Definition of constrict in English:

constrict

Line breaks: con|strict
Pronunciation: /kənˈstrɪkt
 
/

verb

[with object]
1Make narrower, especially by encircling pressure: chemicals that constrict the blood vessels (as adjective constricted) constricted air passages
More example sentences
  • It increases the heart rate and blood pressure, constricts the small blood vessels under your skin, causes changes in blood composition and metabolism, and increases the production of hormones.
  • Because high blood pressure constricts the blood vessels in the uterus that supply the baby with oxygen and nutrients, the baby's growth may be slowed.
  • Doctors treat shock by stabilizing blood pressure with medications that increase the heart rate, constrict large blood vessels, or increase the volume of blood the heart pumps.
Synonyms
narrow, make/become narrower, tighten, compress, contract, make/become smaller, shrink, draw in;
squeeze, choke, strangle, strangulate
archaic straiten
1.1 [no object] Become narrower: he felt his throat constrict
More example sentences
  • Without warning my throat constricted and my eyes filled with tears.
  • This junk causes your throat and nose to constrict, immediately reducing lung capacity.
  • Her throat constricts, and she swallows painfully, trying to keep her voice steady.
1.2(Of a snake) coil round (prey) in order to asphyxiate it: boas constrict and suffocate their prey
More example sentences
  • But it takes about four minutes for a rat to die of asphyxiation, whereas a snake can constrict a rodent to death in just one.
  • Would you rather be bitten by a poisonous snake or constricted by a python?
  • The pythons have around 250 teeth and catch their prey by biting, grabbing, then wrapping themselves around the prey and constricting it.
1.3Inhibit or restrict: the fear and the reality of crime constrict many people’s lives
More example sentences
  • And how does your perception of reality enlarge or constrict the life that calls you forward?
  • Despite two illustrious parents, the company has been severely constricted for cash.
  • But this meant that the economic life of Europe was severely constricted.
Synonyms

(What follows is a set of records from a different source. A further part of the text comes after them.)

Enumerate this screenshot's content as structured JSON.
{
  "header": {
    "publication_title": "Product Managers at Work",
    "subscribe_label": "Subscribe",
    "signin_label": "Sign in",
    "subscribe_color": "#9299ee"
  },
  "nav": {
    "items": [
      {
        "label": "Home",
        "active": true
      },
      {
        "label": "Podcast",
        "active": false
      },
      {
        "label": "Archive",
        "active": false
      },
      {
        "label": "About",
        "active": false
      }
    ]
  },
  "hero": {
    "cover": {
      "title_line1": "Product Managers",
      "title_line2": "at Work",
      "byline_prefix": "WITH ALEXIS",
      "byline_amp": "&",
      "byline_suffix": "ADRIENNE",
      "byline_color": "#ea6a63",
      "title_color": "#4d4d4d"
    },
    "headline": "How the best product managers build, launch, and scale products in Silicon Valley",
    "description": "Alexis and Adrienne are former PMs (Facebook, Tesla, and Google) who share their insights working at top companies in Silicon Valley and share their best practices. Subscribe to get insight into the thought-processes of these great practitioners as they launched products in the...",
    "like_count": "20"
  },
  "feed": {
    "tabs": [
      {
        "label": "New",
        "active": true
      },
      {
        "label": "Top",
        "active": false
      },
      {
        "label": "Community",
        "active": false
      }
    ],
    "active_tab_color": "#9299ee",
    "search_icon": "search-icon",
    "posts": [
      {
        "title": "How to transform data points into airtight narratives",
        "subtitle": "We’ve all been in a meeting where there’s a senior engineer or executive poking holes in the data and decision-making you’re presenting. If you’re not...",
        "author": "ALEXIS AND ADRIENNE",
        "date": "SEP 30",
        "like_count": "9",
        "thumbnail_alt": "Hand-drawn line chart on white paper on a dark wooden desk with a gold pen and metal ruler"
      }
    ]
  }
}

Origin

mid 18th century: from Latin constrict- 'bound tightly together', from the verb constringere (see constrain).

Derivatives

constrictive

adjective
More example sentences
  • Nowadays, many couples are wary of marriage, seeing it as a constrictive arrangement.
  • Gradually living becomes easier and every thought and action is in tune with ourselves - an affirmation that removes all constrictive, knotty obstacles.
  • The immigration restrictions on the entering of the country for any adult, but certainly for a pregnant adult, can be constrictive.

Definition of constrict in:

Get more from Oxford Dictionaries

Subscribe to remove ads and access premium resources

Word of the day deictic
Pronunciation: ˈdīktik
adjective
denoting a word whose meaning depends on context...